ABOUT THIS EXERCISE>
All records below are to be set down precisely as written, excluding pictures.
※
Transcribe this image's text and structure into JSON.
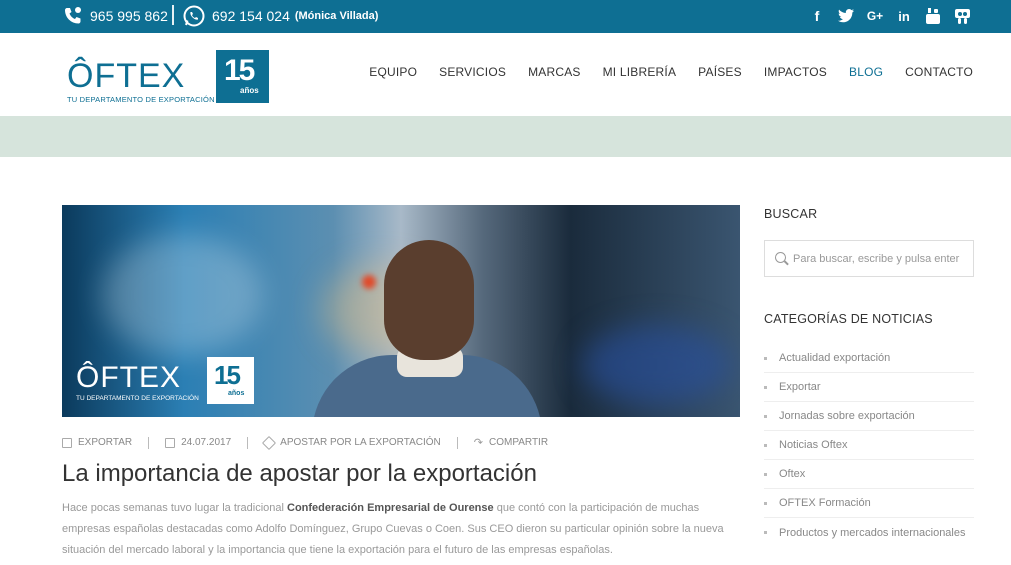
{
  "topbar": {
    "phone": "965 995 862",
    "whatsapp": "692 154 024",
    "contact_name": "(Mónica Villada)",
    "socials": [
      "facebook-icon",
      "twitter-icon",
      "google-plus-icon",
      "linkedin-icon",
      "youtube-icon",
      "slideshare-icon"
    ],
    "social_glyphs": [
      "f",
      "t",
      "G+",
      "in",
      "▶",
      "S"
    ]
  },
  "brand": {
    "logo": "ÔFTEX",
    "tagline": "TU DEPARTAMENTO DE EXPORTACIÓN",
    "badge_number": "15",
    "badge_sub": "años"
  },
  "nav": [
    {
      "label": "EQUIPO",
      "active": false
    },
    {
      "label": "SERVICIOS",
      "active": false
    },
    {
      "label": "MARCAS",
      "active": false
    },
    {
      "label": "MI LIBRERÍA",
      "active": false
    },
    {
      "label": "PAÍSES",
      "active": false
    },
    {
      "label": "IMPACTOS",
      "active": false
    },
    {
      "label": "BLOG",
      "active": true
    },
    {
      "label": "CONTACTO",
      "active": false
    }
  ],
  "post": {
    "category": "EXPORTAR",
    "date": "24.07.2017",
    "tag": "APOSTAR POR LA EXPORTACIÓN",
    "share": "COMPARTIR",
    "title": "La importancia de apostar por la exportación",
    "excerpt_before": "Hace pocas semanas tuvo lugar la tradicional ",
    "excerpt_bold": "Confederación Empresarial de Ourense",
    "excerpt_after": " que contó con la participación de muchas empresas españolas destacadas como Adolfo Domínguez, Grupo Cuevas o Coen. Sus CEO dieron su particular opinión sobre la nueva situación del mercado laboral y la importancia que tiene la exportación para el futuro de las empresas españolas."
  },
  "sidebar": {
    "search_heading": "BUSCAR",
    "search_placeholder": "Para buscar, escribe y pulsa enter",
    "categories_heading": "CATEGORÍAS DE NOTICIAS",
    "categories": [
      "Actualidad exportación",
      "Exportar",
      "Jornadas sobre exportación",
      "Noticias Oftex",
      "Oftex",
      "OFTEX Formación",
      "Productos y mercados internacionales"
    ]
  },
  "colors": {
    "brand": "#0e6f93",
    "band": "#d6e4dc"
  }
}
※
OUTPUT FOR THIS TASK>
Transcribe this image's text and structure into JSON.
{
  "topbar": {
    "phone": "965 995 862",
    "whatsapp": "692 154 024",
    "contact_name": "(Mónica Villada)",
    "socials": [
      "facebook-icon",
      "twitter-icon",
      "google-plus-icon",
      "linkedin-icon",
      "youtube-icon",
      "slideshare-icon"
    ],
    "social_glyphs": [
      "f",
      "t",
      "G+",
      "in",
      "▶",
      "S"
    ]
  },
  "brand": {
    "logo": "ÔFTEX",
    "tagline": "TU DEPARTAMENTO DE EXPORTACIÓN",
    "badge_number": "15",
    "badge_sub": "años"
  },
  "nav": [
    {
      "label": "EQUIPO",
      "active": false
    },
    {
      "label": "SERVICIOS",
      "active": false
    },
    {
      "label": "MARCAS",
      "active": false
    },
    {
      "label": "MI LIBRERÍA",
      "active": false
    },
    {
      "label": "PAÍSES",
      "active": false
    },
    {
      "label": "IMPACTOS",
      "active": false
    },
    {
      "label": "BLOG",
      "active": true
    },
    {
      "label": "CONTACTO",
      "active": false
    }
  ],
  "post": {
    "category": "EXPORTAR",
    "date": "24.07.2017",
    "tag": "APOSTAR POR LA EXPORTACIÓN",
    "share": "COMPARTIR",
    "title": "La importancia de apostar por la exportación",
    "excerpt_before": "Hace pocas semanas tuvo lugar la tradicional ",
    "excerpt_bold": "Confederación Empresarial de Ourense",
    "excerpt_after": " que contó con la participación de muchas empresas españolas destacadas como Adolfo Domínguez, Grupo Cuevas o Coen. Sus CEO dieron su particular opinión sobre la nueva situación del mercado laboral y la importancia que tiene la exportación para el futuro de las empresas españolas."
  },
  "sidebar": {
    "search_heading": "BUSCAR",
    "search_placeholder": "Para buscar, escribe y pulsa enter",
    "categories_heading": "CATEGORÍAS DE NOTICIAS",
    "categories": [
      "Actualidad exportación",
      "Exportar",
      "Jornadas sobre exportación",
      "Noticias Oftex",
      "Oftex",
      "OFTEX Formación",
      "Productos y mercados internacionales"
    ]
  },
  "colors": {
    "brand": "#0e6f93",
    "band": "#d6e4dc"
  }
}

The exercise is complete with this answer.